Kroger is the last remaining defendant, with a trial scheduled for June.
Read more here.
BILL WOULD LET KIDS 12+ GET VAX WITHOUT PARENTAL CONSENT
A bill introduced to the Connecticut state legislature on Tuesday would allow children ages 12 and older to receive vaccines without a parent’s approval.
The bill, proposed by state Rep. Kevin Ryan (D), would amend Connecticut’s general statute and allow a child 12 years or older to get a vaccine without the consent of their parent or guardian, if passed.

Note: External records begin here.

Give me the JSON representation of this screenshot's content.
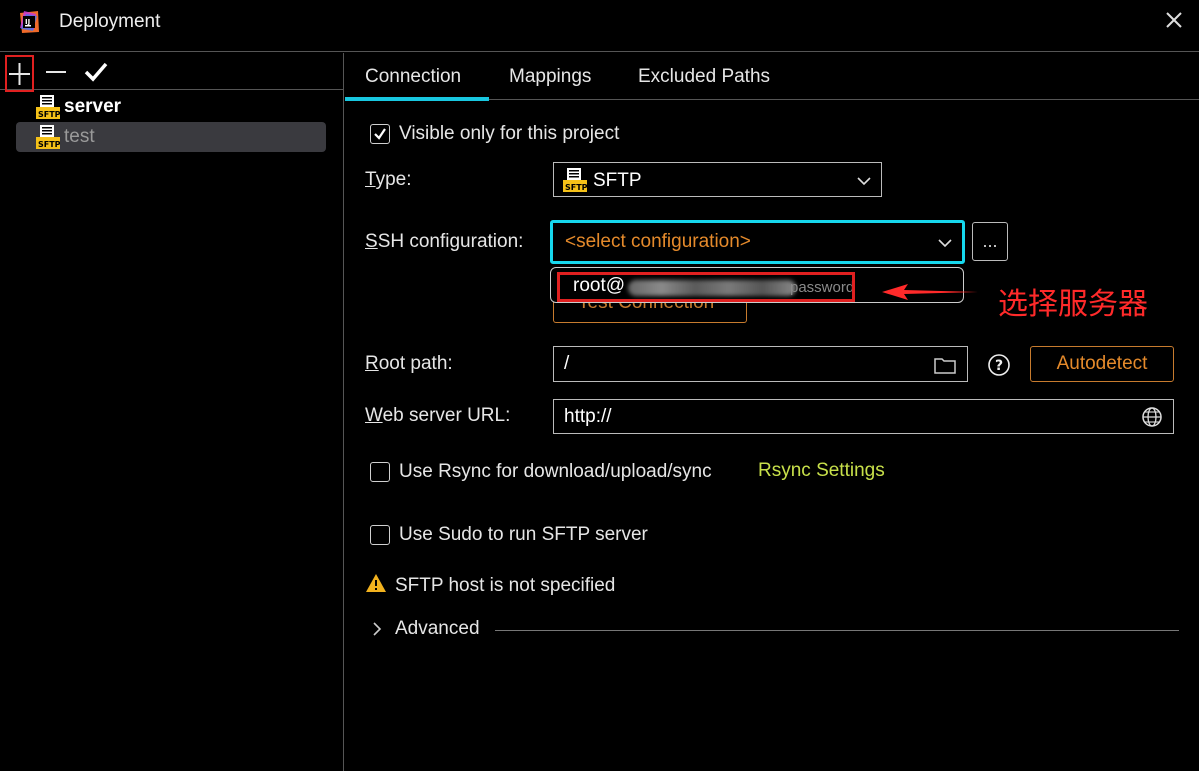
{
  "window": {
    "title": "Deployment"
  },
  "left_toolbar": {
    "add": "+",
    "remove": "—",
    "apply": "✔"
  },
  "tree": [
    {
      "label": "server",
      "icon": "sftp-icon"
    },
    {
      "label": "test",
      "icon": "sftp-icon"
    }
  ],
  "tabs": [
    "Connection",
    "Mappings",
    "Excluded Paths"
  ],
  "form": {
    "visible_only_label": "Visible only for this project",
    "type_label_mnemonic": "T",
    "type_label_rest": "ype:",
    "type_value": "SFTP",
    "ssh_label_mnemonic": "S",
    "ssh_label_rest": "SH configuration:",
    "ssh_placeholder": "<select configuration>",
    "ssh_more": "...",
    "test_connection": "Test Connection",
    "root_label_mnemonic": "R",
    "root_label_rest": "oot path:",
    "root_value": "/",
    "web_label_mnemonic": "W",
    "web_label_rest": "eb server URL:",
    "web_value": "http://",
    "autodetect": "Autodetect",
    "rsync_label": "Use Rsync for download/upload/sync",
    "rsync_link": "Rsync Settings",
    "sudo_label": "Use Sudo to run SFTP server",
    "warning": "SFTP host is not specified",
    "advanced": "Advanced"
  },
  "dropdown": {
    "user": "root@",
    "auth": "password"
  },
  "annotation": {
    "text": "选择服务器",
    "color": "#ff2a2a"
  },
  "colors": {
    "accent": "#18c7e0",
    "orange": "#e58a2b",
    "link": "#c8e04a",
    "annotation": "#ff2a2a"
  }
}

The bill was referred back to the state legislature’s Joint Committee on Public Health on Tuesday.
The Centers for Disease Control and Prevention reported earlier this month that childhood vaccinations fell in the 2021-2022 school year again, saying that coverage for the measles, mumps and rubella vaccine was the lowest in a decade.
Read more here.

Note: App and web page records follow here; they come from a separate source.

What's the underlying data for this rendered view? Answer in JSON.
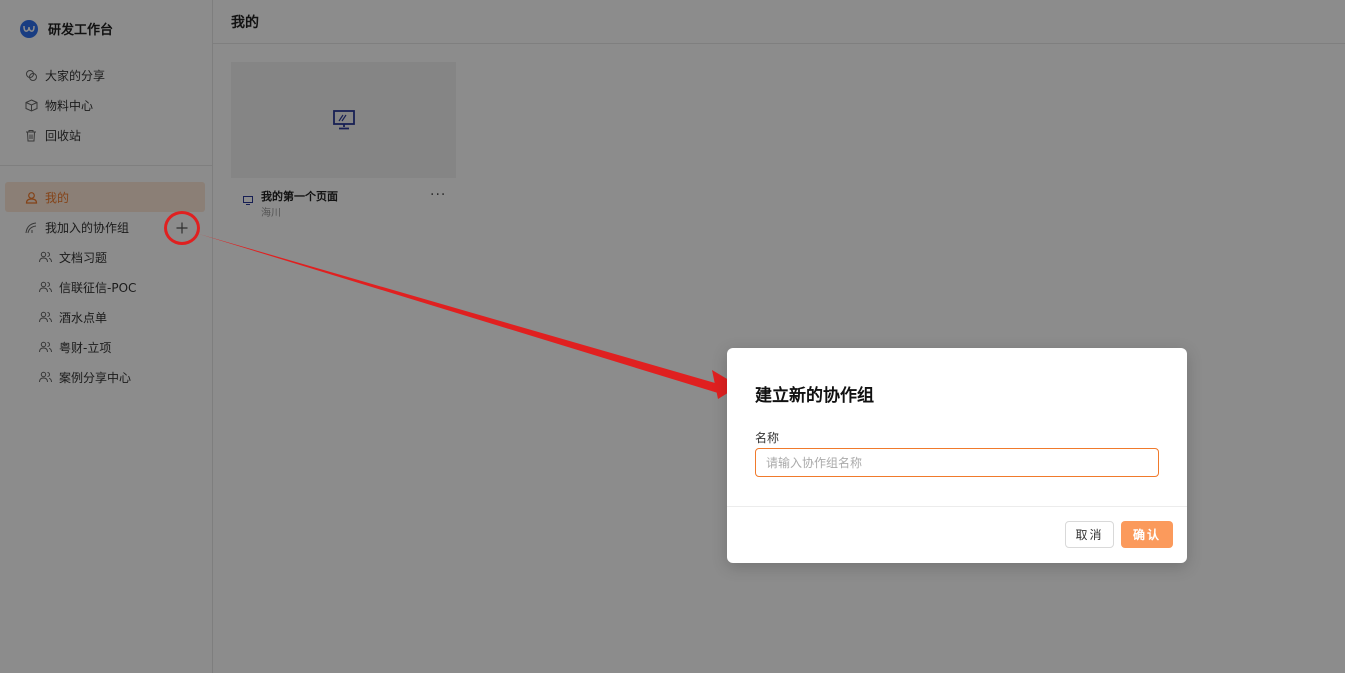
{
  "app": {
    "title": "研发工作台",
    "brand_color": "#2f6fed",
    "accent_color": "#f07a2c"
  },
  "sidebar": {
    "top_items": [
      {
        "label": "大家的分享",
        "icon": "share-icon"
      },
      {
        "label": "物料中心",
        "icon": "cube-icon"
      },
      {
        "label": "回收站",
        "icon": "trash-icon"
      }
    ],
    "mine": {
      "label": "我的",
      "icon": "user-icon"
    },
    "groups_header": {
      "label": "我加入的协作组",
      "icon": "collab-icon",
      "add_icon": "plus-icon"
    },
    "groups": [
      {
        "label": "文档习题",
        "icon": "group-icon"
      },
      {
        "label": "信联征信-POC",
        "icon": "group-icon"
      },
      {
        "label": "酒水点单",
        "icon": "group-icon"
      },
      {
        "label": "粤财-立项",
        "icon": "group-icon"
      },
      {
        "label": "案例分享中心",
        "icon": "group-icon"
      }
    ]
  },
  "main": {
    "title": "我的",
    "cards": [
      {
        "title": "我的第一个页面",
        "owner": "海川",
        "thumb_icon": "monitor-icon",
        "more_label": "···"
      }
    ]
  },
  "modal": {
    "title": "建立新的协作组",
    "field_label": "名称",
    "input_placeholder": "请输入协作组名称",
    "input_value": "",
    "cancel_label": "取消",
    "confirm_label": "确认",
    "confirm_color": "#fb9a5c"
  },
  "annotation": {
    "color": "#e02020"
  }
}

FDA: Public harm if abortion pill approval reversed
A lawsuit challenging the decades-old Food and Drug Administration (FDA) approval of mifepristone has no merit, and a Texas judge should reject a request for a court order revoking that approval, the Biden administration argued in a Tuesday filing.
The FDA said granting the request from anti-abortion groups would be “unprecedented.”

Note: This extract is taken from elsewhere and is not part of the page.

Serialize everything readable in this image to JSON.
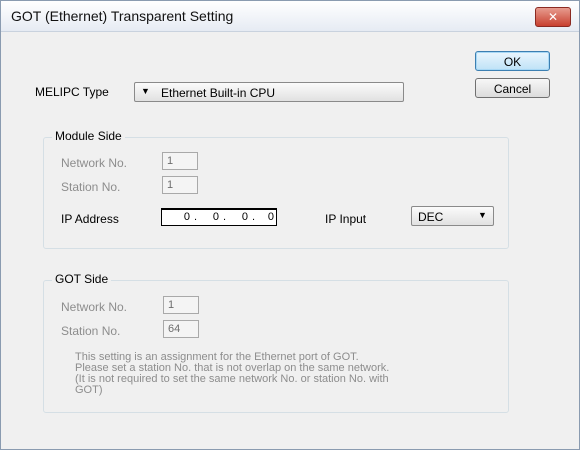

“The public interest would be dramatically harmed by effectively withdrawing from the marketplace a safe and effective drug that has lawfully been on the market for twenty-two years,” it argued.
Flashback: The lawsuit was filed in November in Amarillo, Texas, by the Alliance Defending Freedom (ADF), a conservative legal group that has helped author states’ anti-abortion laws and defended Mississippi in the case that led the Supreme Court to overturn the abortion protections granted in Roe v. Wade.
The lawsuit asks for the court to immediately pause the FDA’s approval of the drug while the case proceeds, which would effectively make all medication abortions illegal.
The plaintiffs argue the FDA unlawfully fast-tracked the approval of mifepristone through a process intended for treatments of life-threatening illnesses.
No harm, no case: In the filing, Biden administration attorneys said the plaintiffs face no injury, let alone any irreparable harm.
“Yet they ask this Court for emergency relief in the form of a mandatory injunction that would immediately withdraw approval of a safe and effective drug that has been available in the United States for more than two decades—based on speculative allegations of harm and Plaintiffs’ untested assertions … that they know better than FDA whether this drug is safe,” the administration said.
Read more here.
WHAT WE’RE READING
Pfizer CEO says governments haven’t learned lessons of Covid-19 pandemic (WSJ)
After a brief pandemic reprieve, rural workers return to life without paid leave (Kaiser Health News)
Websites selling abortion pills are sharing sensitive data with Google (ProPublica)
HIV vaccine being developed by Johnson & Johnson fails clinical trial (Stat)
STATE BY STATE
California joins other states in suing companies over insulin prices (New York Times)
Abortion rights debates kick off in legislatures across the country (Pluribus News)
Poll: 80% of Mississippians favor Medicaid expansion (Mississippi Today)
THE HILL OP-EDS
Vaccine hesitancy is surging again, regardless of the science.
That’s it for today, thanks for reading. Check out The Hill’s Health Care page for the latest news and coverage. See you tomorrow.